The answer should match the records character for character.

__Supplied material__
******

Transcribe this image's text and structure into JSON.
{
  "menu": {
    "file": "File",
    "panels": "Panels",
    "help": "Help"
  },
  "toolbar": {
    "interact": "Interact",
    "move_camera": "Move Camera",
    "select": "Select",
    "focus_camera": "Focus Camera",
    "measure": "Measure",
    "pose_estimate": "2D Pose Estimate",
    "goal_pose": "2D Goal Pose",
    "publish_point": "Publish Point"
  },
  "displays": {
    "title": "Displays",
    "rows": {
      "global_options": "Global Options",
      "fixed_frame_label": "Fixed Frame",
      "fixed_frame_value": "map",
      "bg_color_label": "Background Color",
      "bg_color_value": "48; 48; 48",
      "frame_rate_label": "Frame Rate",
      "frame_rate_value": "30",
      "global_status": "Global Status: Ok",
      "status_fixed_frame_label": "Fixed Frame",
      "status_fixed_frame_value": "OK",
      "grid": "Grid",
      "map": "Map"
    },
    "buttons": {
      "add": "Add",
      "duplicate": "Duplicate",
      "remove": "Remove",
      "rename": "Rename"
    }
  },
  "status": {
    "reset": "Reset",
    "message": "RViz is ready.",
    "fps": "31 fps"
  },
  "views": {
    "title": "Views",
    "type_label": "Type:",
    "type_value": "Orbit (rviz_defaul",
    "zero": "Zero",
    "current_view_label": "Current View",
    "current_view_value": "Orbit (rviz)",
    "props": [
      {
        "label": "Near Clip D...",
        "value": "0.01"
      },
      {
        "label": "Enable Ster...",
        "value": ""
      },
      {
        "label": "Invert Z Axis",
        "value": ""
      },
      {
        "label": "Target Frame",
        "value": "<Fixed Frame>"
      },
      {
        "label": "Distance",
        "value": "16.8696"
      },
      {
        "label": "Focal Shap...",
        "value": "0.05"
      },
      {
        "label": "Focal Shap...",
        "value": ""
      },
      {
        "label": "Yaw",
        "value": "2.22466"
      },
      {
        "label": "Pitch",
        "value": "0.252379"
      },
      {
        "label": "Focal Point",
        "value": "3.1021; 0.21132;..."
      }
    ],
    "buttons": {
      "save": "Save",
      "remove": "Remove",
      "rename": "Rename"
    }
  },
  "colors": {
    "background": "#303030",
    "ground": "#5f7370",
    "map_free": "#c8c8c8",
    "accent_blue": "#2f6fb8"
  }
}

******

__Solution to this task__
Transcribe this image's text and structure into JSON.
{
  "menu": {
    "file": "File",
    "panels": "Panels",
    "help": "Help"
  },
  "toolbar": {
    "interact": "Interact",
    "move_camera": "Move Camera",
    "select": "Select",
    "focus_camera": "Focus Camera",
    "measure": "Measure",
    "pose_estimate": "2D Pose Estimate",
    "goal_pose": "2D Goal Pose",
    "publish_point": "Publish Point"
  },
  "displays": {
    "title": "Displays",
    "rows": {
      "global_options": "Global Options",
      "fixed_frame_label": "Fixed Frame",
      "fixed_frame_value": "map",
      "bg_color_label": "Background Color",
      "bg_color_value": "48; 48; 48",
      "frame_rate_label": "Frame Rate",
      "frame_rate_value": "30",
      "global_status": "Global Status: Ok",
      "status_fixed_frame_label": "Fixed Frame",
      "status_fixed_frame_value": "OK",
      "grid": "Grid",
      "map": "Map"
    },
    "buttons": {
      "add": "Add",
      "duplicate": "Duplicate",
      "remove": "Remove",
      "rename": "Rename"
    }
  },
  "status": {
    "reset": "Reset",
    "message": "RViz is ready.",
    "fps": "31 fps"
  },
  "views": {
    "title": "Views",
    "type_label": "Type:",
    "type_value": "Orbit (rviz_defaul",
    "zero": "Zero",
    "current_view_label": "Current View",
    "current_view_value": "Orbit (rviz)",
    "props": [
      {
        "label": "Near Clip D...",
        "value": "0.01"
      },
      {
        "label": "Enable Ster...",
        "value": ""
      },
      {
        "label": "Invert Z Axis",
        "value": ""
      },
      {
        "label": "Target Frame",
        "value": "<Fixed Frame>"
      },
      {
        "label": "Distance",
        "value": "16.8696"
      },
      {
        "label": "Focal Shap...",
        "value": "0.05"
      },
      {
        "label": "Focal Shap...",
        "value": ""
      },
      {
        "label": "Yaw",
        "value": "2.22466"
      },
      {
        "label": "Pitch",
        "value": "0.252379"
      },
      {
        "label": "Focal Point",
        "value": "3.1021; 0.21132;..."
      }
    ],
    "buttons": {
      "save": "Save",
      "remove": "Remove",
      "rename": "Rename"
    }
  },
  "colors": {
    "background": "#303030",
    "ground": "#5f7370",
    "map_free": "#c8c8c8",
    "accent_blue": "#2f6fb8"
  }
}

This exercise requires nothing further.